Records from a data collection:
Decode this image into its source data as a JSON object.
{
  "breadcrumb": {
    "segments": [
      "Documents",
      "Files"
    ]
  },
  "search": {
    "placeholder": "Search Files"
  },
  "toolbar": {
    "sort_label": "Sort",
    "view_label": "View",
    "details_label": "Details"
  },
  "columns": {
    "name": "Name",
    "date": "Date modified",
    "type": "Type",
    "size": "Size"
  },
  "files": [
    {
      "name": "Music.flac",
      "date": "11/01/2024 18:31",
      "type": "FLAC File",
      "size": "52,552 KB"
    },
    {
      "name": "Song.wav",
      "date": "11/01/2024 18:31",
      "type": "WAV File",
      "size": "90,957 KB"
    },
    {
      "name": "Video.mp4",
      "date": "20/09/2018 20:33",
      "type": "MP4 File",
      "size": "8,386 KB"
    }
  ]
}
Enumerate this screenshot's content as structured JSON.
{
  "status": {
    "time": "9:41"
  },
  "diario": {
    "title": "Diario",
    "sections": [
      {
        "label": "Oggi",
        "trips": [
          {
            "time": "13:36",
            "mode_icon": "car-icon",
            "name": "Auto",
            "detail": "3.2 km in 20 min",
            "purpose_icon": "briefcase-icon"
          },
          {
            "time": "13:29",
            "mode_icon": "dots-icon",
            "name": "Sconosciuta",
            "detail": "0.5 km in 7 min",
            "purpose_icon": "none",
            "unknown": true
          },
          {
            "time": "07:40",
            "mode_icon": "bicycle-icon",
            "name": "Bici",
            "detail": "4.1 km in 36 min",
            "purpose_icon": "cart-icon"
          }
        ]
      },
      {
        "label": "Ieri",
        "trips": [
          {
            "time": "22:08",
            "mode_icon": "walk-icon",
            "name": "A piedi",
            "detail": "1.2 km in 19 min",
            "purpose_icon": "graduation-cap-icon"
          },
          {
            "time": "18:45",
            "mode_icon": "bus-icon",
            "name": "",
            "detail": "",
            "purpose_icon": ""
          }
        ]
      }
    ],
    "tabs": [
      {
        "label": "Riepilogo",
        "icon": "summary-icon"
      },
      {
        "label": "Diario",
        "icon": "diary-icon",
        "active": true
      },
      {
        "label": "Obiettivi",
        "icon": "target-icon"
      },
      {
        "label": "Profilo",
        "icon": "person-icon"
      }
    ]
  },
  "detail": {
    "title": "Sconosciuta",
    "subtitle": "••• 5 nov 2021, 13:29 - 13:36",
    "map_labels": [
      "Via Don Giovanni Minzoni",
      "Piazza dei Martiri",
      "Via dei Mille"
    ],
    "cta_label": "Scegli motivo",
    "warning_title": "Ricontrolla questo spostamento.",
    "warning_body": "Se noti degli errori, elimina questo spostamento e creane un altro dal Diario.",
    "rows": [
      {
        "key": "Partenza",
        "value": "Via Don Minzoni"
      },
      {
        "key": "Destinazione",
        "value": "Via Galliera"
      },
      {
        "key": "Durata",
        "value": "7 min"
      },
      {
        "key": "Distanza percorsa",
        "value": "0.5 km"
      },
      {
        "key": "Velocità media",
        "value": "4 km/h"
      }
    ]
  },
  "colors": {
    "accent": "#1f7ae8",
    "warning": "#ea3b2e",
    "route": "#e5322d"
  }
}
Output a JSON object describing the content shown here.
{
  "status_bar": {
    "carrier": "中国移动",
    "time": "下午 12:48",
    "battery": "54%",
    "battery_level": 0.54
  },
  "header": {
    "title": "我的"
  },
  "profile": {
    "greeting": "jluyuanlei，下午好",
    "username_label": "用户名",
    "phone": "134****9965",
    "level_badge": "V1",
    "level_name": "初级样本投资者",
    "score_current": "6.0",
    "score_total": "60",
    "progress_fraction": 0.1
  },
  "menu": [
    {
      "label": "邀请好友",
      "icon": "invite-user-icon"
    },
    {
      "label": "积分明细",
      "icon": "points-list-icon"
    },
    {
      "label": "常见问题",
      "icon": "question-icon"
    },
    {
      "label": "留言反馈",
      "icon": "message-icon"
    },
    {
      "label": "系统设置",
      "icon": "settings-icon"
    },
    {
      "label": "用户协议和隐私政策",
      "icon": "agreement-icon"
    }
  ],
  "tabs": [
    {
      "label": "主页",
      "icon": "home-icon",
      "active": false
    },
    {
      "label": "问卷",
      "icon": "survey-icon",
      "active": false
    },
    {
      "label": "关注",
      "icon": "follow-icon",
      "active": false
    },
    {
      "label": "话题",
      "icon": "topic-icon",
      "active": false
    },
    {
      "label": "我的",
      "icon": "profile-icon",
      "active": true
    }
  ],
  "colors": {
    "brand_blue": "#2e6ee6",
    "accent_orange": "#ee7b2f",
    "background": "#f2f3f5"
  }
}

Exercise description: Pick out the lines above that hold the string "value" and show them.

Task solution:
        "value": "Via Don Minzoni"
        "value": "Via Galliera"
        "value": "7 min"
        "value": "0.5 km"
        "value": "4 km/h"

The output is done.